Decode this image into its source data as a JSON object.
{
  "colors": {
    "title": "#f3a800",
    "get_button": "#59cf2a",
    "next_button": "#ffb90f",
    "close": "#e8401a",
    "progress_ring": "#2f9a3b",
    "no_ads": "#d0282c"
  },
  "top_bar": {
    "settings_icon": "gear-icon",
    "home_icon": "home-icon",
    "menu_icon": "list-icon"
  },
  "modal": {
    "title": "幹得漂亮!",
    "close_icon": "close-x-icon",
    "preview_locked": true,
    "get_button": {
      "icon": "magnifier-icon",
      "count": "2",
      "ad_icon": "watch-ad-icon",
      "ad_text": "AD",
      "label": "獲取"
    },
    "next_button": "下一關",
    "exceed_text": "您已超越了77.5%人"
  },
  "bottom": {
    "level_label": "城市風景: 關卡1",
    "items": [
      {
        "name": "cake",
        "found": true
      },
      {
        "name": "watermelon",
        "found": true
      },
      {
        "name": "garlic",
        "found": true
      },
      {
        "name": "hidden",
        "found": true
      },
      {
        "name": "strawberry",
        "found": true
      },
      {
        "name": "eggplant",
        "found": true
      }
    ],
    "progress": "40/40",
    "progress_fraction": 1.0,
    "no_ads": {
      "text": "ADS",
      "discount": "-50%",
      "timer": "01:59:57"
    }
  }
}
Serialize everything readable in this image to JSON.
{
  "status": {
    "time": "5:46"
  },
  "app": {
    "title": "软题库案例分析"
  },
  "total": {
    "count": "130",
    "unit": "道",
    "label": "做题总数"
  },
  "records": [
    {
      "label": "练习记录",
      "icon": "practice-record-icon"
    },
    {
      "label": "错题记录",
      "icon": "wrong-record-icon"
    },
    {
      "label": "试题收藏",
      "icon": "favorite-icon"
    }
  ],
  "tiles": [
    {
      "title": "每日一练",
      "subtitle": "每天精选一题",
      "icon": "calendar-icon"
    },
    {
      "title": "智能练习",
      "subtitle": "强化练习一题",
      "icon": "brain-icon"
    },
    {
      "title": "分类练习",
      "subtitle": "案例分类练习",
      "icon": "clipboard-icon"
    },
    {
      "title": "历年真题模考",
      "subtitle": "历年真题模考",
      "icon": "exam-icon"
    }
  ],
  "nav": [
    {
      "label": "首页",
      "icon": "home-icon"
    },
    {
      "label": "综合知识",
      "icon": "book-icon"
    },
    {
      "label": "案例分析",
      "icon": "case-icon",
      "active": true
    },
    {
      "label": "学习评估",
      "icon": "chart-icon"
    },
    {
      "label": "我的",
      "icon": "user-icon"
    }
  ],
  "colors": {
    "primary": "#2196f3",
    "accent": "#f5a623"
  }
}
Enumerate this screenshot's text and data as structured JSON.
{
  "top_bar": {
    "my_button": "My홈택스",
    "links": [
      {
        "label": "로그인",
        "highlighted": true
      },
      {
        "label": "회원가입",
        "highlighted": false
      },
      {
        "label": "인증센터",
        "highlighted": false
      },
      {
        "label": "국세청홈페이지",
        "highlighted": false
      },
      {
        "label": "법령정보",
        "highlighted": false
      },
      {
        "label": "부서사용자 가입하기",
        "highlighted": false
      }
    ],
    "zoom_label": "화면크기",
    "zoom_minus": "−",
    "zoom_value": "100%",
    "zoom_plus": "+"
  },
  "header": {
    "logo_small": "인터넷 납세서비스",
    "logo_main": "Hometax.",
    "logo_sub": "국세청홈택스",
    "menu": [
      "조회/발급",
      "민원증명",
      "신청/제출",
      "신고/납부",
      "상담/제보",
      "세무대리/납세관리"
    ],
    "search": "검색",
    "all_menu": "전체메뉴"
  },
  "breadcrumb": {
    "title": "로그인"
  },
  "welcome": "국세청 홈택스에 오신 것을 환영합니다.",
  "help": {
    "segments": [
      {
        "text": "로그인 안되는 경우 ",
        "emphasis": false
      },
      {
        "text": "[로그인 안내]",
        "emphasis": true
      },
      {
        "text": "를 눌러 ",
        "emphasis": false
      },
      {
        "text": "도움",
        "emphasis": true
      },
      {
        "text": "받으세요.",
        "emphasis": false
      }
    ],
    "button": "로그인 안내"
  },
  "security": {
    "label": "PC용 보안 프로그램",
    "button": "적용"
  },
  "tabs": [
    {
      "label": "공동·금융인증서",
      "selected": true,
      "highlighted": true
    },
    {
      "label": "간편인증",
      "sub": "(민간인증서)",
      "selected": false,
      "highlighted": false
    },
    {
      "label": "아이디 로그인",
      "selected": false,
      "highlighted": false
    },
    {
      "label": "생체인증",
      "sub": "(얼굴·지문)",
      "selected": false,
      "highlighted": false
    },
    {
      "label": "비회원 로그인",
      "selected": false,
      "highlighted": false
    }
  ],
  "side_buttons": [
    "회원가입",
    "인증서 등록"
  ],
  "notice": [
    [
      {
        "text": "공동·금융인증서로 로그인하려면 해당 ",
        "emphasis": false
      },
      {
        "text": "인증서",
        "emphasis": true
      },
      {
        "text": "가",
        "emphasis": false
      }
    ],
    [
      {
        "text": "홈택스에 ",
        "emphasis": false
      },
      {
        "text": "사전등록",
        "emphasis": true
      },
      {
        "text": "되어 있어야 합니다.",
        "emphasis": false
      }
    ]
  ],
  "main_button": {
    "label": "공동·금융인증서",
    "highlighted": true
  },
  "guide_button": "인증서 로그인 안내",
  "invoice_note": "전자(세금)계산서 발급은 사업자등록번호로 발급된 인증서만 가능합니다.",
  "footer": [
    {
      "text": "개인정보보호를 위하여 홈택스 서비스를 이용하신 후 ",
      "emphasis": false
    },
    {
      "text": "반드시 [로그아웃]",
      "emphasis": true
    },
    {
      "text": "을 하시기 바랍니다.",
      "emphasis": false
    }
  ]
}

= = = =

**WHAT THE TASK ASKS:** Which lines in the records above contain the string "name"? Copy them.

**WRITTEN SOLUTION:**
        "name": "cake",
        "name": "watermelon",
        "name": "garlic",
        "name": "hidden",
        "name": "strawberry",
        "name": "eggplant",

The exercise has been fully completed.